Scientific name: mimulus aurantiacus
The Sticky Monkey Flower is found mostly by the Californian coast and partially in the Sierra Nevada. Its name comes from the fact that the flower part resembles a monkey's face and it has a gluey substance exuding from it. It's wavy petals are red with yellow in the middle, yellow with white in the middle, cream colored, salmon pink, or brick red. It has long yellow and/or white pistils. It has a smooth stem with long slender dark green leaves and can grow from 6 to 48 inches. The Sticky Monkey Flower's stalks and leaves were eaten as salad, used as a salt substitute, and used to treat skin irritations, minor burns, and rope burns by the Tongva Indians. A root concoction was used for treating epilepsy, and a plant concoction was used as a wash to counteract poisons. The Sticky Monkey Flower is home to the Checkerspot and Buckeye butterfly's larva. They eat the flowers as food and the Checkerspot butterflies lay their eggs on them.
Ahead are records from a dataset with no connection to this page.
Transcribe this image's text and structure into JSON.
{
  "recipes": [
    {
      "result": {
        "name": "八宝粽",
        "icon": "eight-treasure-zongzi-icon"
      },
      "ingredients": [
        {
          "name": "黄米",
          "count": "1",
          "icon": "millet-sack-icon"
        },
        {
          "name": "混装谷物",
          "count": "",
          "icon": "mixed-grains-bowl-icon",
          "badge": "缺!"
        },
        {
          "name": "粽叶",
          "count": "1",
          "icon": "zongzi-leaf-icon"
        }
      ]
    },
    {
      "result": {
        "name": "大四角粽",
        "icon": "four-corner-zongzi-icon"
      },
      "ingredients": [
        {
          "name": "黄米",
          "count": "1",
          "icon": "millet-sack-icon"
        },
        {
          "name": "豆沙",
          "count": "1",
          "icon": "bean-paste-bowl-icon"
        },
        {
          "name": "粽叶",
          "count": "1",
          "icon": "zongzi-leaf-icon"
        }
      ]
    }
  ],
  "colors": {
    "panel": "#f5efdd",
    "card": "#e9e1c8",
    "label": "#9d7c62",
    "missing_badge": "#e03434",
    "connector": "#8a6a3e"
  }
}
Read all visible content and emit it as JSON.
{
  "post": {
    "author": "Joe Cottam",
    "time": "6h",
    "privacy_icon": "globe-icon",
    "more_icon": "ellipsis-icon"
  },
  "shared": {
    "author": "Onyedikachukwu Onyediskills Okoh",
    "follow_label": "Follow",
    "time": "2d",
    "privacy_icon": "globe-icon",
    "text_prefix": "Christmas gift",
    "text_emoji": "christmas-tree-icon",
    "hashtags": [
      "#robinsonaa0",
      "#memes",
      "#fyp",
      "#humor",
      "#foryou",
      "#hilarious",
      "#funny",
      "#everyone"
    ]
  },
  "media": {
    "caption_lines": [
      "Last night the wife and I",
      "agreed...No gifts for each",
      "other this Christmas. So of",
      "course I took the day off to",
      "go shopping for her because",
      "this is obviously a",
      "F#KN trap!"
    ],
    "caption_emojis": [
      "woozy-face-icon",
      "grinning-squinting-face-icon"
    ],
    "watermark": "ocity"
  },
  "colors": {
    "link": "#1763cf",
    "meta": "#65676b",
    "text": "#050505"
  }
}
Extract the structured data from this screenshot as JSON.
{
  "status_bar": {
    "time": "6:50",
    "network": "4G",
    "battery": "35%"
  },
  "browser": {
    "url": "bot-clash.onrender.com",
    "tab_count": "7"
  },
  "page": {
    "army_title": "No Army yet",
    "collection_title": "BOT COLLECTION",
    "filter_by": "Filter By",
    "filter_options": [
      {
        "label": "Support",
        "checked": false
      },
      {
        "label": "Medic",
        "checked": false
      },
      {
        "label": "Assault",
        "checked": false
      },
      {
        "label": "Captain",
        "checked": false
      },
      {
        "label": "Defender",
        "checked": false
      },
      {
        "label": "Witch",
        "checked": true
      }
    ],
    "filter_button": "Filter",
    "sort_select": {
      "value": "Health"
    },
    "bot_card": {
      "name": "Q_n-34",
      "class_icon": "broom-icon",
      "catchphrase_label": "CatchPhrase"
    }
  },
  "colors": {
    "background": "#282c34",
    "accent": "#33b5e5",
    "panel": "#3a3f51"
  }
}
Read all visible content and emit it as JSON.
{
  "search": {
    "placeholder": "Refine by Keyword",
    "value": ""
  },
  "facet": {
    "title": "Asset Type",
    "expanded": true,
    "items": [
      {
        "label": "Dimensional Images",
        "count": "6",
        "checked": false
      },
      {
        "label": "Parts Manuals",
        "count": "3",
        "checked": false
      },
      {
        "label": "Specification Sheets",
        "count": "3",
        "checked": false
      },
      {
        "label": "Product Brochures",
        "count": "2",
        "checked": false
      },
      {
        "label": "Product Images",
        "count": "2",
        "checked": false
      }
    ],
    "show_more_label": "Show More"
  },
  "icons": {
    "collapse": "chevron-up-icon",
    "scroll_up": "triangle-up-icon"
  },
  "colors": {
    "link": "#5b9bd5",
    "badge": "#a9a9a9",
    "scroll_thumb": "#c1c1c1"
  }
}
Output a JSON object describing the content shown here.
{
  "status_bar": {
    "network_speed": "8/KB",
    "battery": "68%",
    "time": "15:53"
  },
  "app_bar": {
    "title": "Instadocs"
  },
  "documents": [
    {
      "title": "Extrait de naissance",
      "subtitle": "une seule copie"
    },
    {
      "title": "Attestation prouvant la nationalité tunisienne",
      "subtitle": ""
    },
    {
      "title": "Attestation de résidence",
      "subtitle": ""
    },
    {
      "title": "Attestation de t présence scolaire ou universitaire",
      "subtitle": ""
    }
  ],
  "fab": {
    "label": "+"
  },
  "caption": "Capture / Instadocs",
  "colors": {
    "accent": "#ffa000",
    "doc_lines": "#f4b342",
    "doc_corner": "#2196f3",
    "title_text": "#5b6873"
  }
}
Also, in the Spring, baby birds need protein, and so they eat the larva. The Sticky Monkey Flower usually blooms from January through May.
Report by Samantha, Grade